Back in October, we had harvested several bushel of organic fingerling potatoes. We had more than we could reasonability expect to sell at the local markets. What did we do with the surplus? We decided to look for a produce auction. However in our area, like so many other things, we don’t have a close-by option due to our remote location. And, when we were looking at the end of October, our choices were further limited, because most of the regional produce auctions had already ended.
One auction that we found within a hundred-mile radius, and ran to the end of October, was the Buffalo Valley Produce Auction. One might think with a name like that, it would be located somewhere near Buffalo, New York. Well no, actually the Buffalo Valley Produce Auction is located south of Williamsport in Mifflinburg, Pennsylvania. So, we filled out the registration form on-line and waited for a reply. The quick reply came back from the operations manager with the consignor number and the message asked if we had any questions about consigning products. We did have some questions: “Do you have an organic produce section? Is there much organic produce sold at your auction? “. The response was that “We do not have an organic section. We would be glad to sell them for you but the organic label does not add value at our auction.” Those weren’t the answers we were looking for.
Doing some more looking, we found the Genesee Valley Produce Auction in Centerville, New York. It had a certified-organic area and held auctions on Tuesday’s and Friday’s through October. Long story short, we took some of our fingerling potatoes there to run through the auction.
And so, as first time consignors of USDA certified produce, it was a learning experience. One might wonder; what is a produce auction? It is many things. For one thing, it’s a large building with lots of floor-space, and with open sides. Lesson one: dress warm for it is likely to be very crisp in an open air building in October. Lesson two: look for painted lines on the floor, forming long rectangles. The color of these lines mean something. Pallets of produce are placed inside these designated spaces; for example green lines are for certified organic (Ah-ha moment). The other colors were for conventional produce, and all had rules as to how much produce was being sold per pallet; full-skids or half-skids or some had a minimum number of boxes per pallet. The white area was for NOT locally grown. So, we divided our bushels of fingerling potatoes onto six pallets of small lots in the green section, attached tags and waited for the auction.

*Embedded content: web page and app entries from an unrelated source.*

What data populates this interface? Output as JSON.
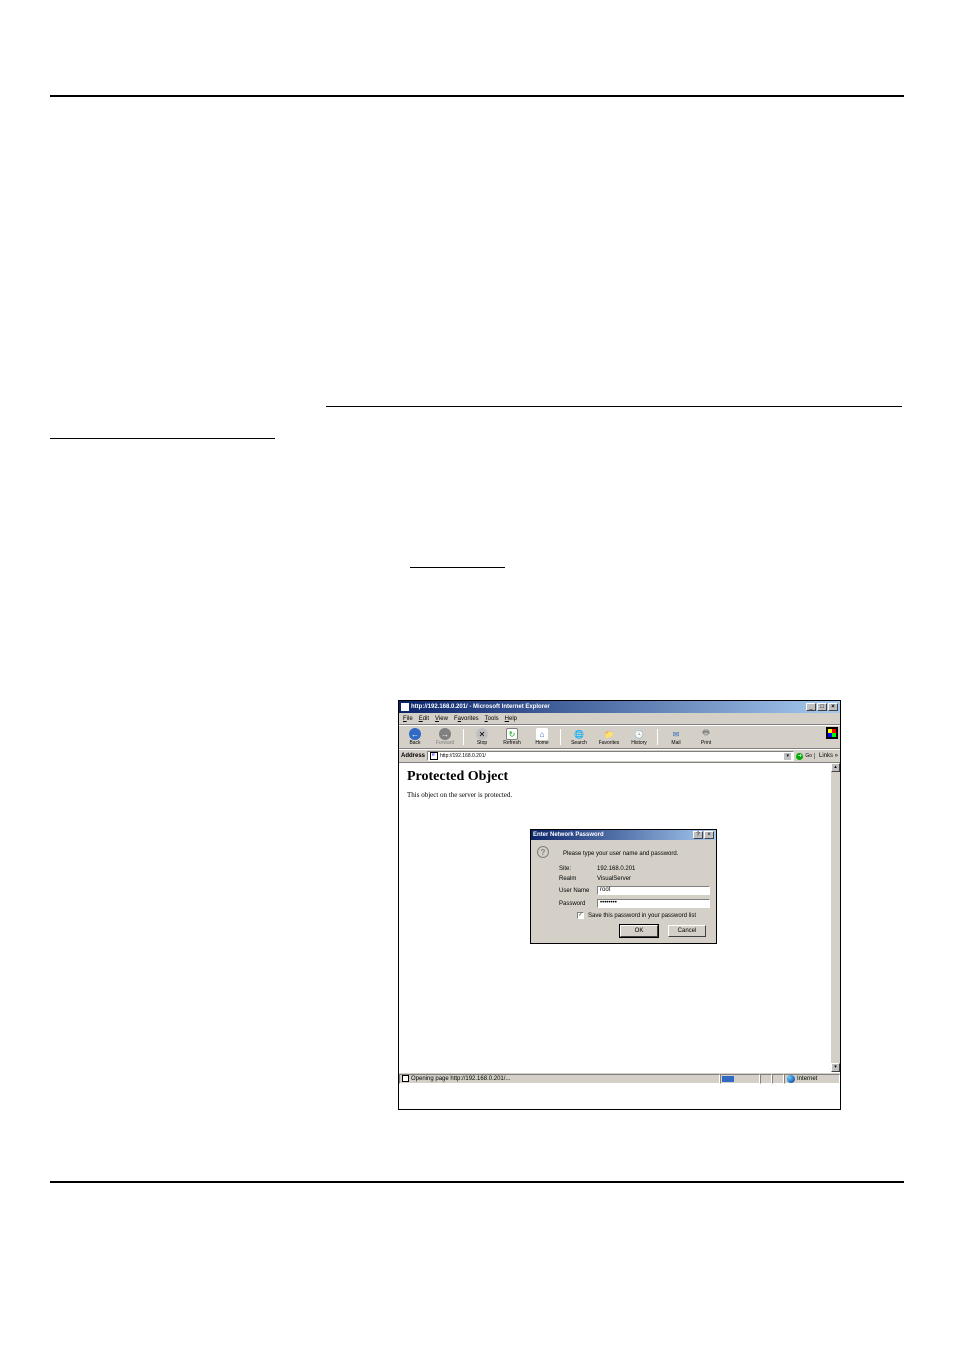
{
  "window": {
    "title": "http://192.168.0.201/ - Microsoft Internet Explorer",
    "minimize_label": "_",
    "maximize_label": "□",
    "close_label": "×"
  },
  "menu": {
    "file": "File",
    "edit": "Edit",
    "view": "View",
    "favorites": "Favorites",
    "tools": "Tools",
    "help": "Help"
  },
  "toolbar": {
    "back": "Back",
    "forward": "Forward",
    "stop": "Stop",
    "refresh": "Refresh",
    "home": "Home",
    "search": "Search",
    "favorites": "Favorites",
    "history": "History",
    "mail": "Mail",
    "print": "Print"
  },
  "addressbar": {
    "label": "Address",
    "value": "http://192.168.0.201/",
    "go_label": "Go",
    "links_label": "Links »"
  },
  "page": {
    "heading": "Protected Object",
    "text": "This object on the server is protected."
  },
  "dialog": {
    "title": "Enter Network Password",
    "help_label": "?",
    "close_label": "×",
    "instruction": "Please type your user name and password.",
    "site_label": "Site:",
    "site_value": "192.168.0.201",
    "realm_label": "Realm",
    "realm_value": "VisualServer",
    "user_label": "User Name",
    "user_value": "root",
    "pass_label": "Password",
    "pass_value": "••••••••",
    "save_label": "Save this password in your password list",
    "ok_label": "OK",
    "cancel_label": "Cancel"
  },
  "statusbar": {
    "text": "Opening page http://192.168.0.201/...",
    "zone": "Internet"
  }
}
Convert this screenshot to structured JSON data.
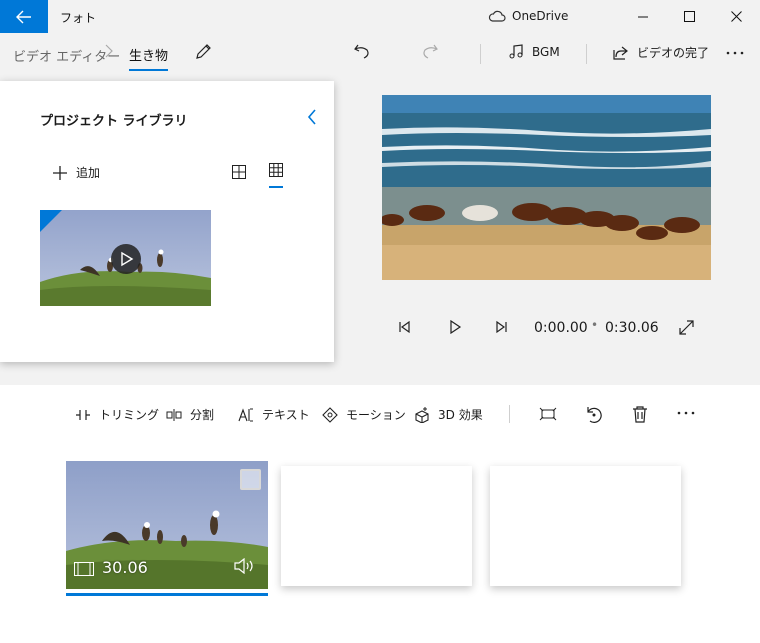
{
  "window": {
    "app_title": "フォト",
    "cloud_label": "OneDrive"
  },
  "breadcrumb": {
    "root": "ビデオ エディター",
    "current": "生き物"
  },
  "toolbar": {
    "bgm_label": "BGM",
    "finish_label": "ビデオの完了"
  },
  "library": {
    "title": "プロジェクト ライブラリ",
    "add_label": "追加"
  },
  "player": {
    "current_time": "0:00.00",
    "separator": "•",
    "total_time": "0:30.06"
  },
  "storyboard_tools": {
    "trim": "トリミング",
    "split": "分割",
    "text": "テキスト",
    "motion": "モーション",
    "effects3d": "3D 効果"
  },
  "clips": [
    {
      "duration": "30.06"
    }
  ],
  "colors": {
    "accent": "#0078d7",
    "background": "#f2f2f2",
    "panel": "#ffffff"
  }
}
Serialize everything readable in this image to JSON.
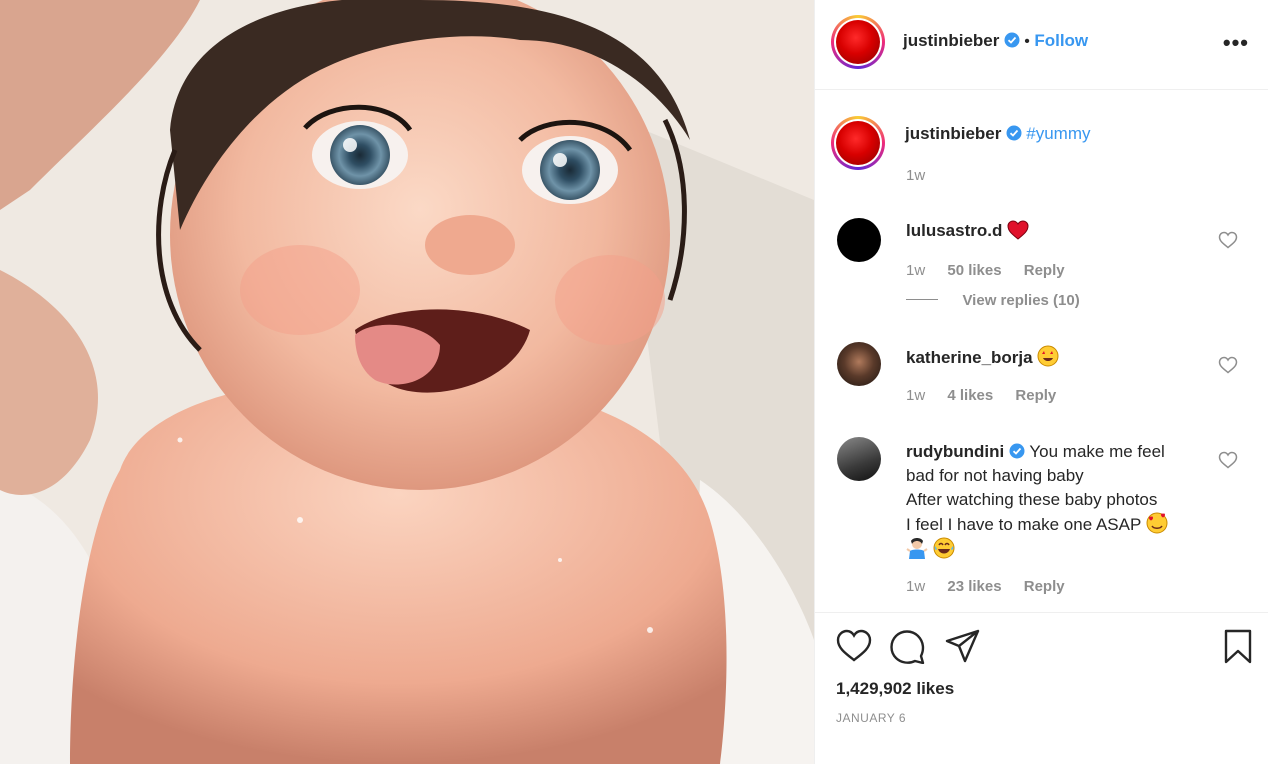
{
  "post": {
    "username": "justinbieber",
    "follow_label": "Follow",
    "more_label": "•••",
    "caption_tag": "#yummy",
    "caption_time": "1w",
    "likes": "1,429,902 likes",
    "date": "JANUARY 6"
  },
  "comments": [
    {
      "username": "lulusastro.d",
      "text": "",
      "time": "1w",
      "likes": "50 likes",
      "reply": "Reply",
      "view_replies": "View replies (10)",
      "emoji": "red-heart"
    },
    {
      "username": "katherine_borja",
      "text": "",
      "time": "1w",
      "likes": "4 likes",
      "reply": "Reply",
      "emoji": "star-struck"
    },
    {
      "username": "rudybundini",
      "line1": "You make me feel",
      "line2": "bad for not having baby",
      "line3": "After watching these baby photos",
      "line4": "I feel I have to make one ASAP",
      "time": "1w",
      "likes": "23 likes",
      "reply": "Reply",
      "emoji": "smiling-face-hearts, shrug, tears-of-joy"
    }
  ],
  "colors": {
    "link": "#3897f0",
    "verified": "#3897f0",
    "text": "#262626",
    "muted": "#8e8e8e"
  },
  "icons": [
    "heart-icon",
    "comment-icon",
    "share-icon",
    "bookmark-icon",
    "verified-icon",
    "more-icon"
  ]
}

Before the auction began, there was time to meet bidders; as a number of people had questions and were very interested in the fingerling potatoes we had brought to auction. This was a good time to exchange information, do some marketing and network with other growers and buyers; all of which we did. We heard that we should have come in September when there were the “big buyers”, who would have “snapped-up” those organic fingerling potatoes. So, we learned that we were late to market.
Does anyone understand the auctioneer’s rapid-fire cadence? Kind of hard to follow; but when slowed way down to a novice’s level of comprehension, it’s “One dollar, now 2, now 2, will you give me 2? Two dollars, now 3, now 3, will you give me 3?” But, in real time speed, it was a learning curve. Also, are those bids per pallet or per bag or lot? Another learning curve to climb. Anyways and regardless of lack of familiarity, in a matter of minutes, it was over. It turned out that there were several bidders who bought the six pallets. Some went to Buffalo (the town not the auction) to be sold at city markets, and some were purchased by an Amish family, who had a potato crop failure and needed a winter larder of potatoes. And, the other bidders were probably also buying in bulk for their winter storage needs.
The overall experience at this auction was positive. There were of course, the familiarity challenges to overcome; like finding the auction location, learning the auction rules, identifying the buyers and understanding how the auctioneer was selling the various lots of items. In short summary, we have learned a path to travel to exchange locally grown seasonal farm produce at a newly found and organic-friendly convergence.
We have fingerling potatoes available locally at Costas’ Food Center in Coudersport, Pennsylvania, and if anyone locally has need to fill their own winter larder, let us know; we have you covered.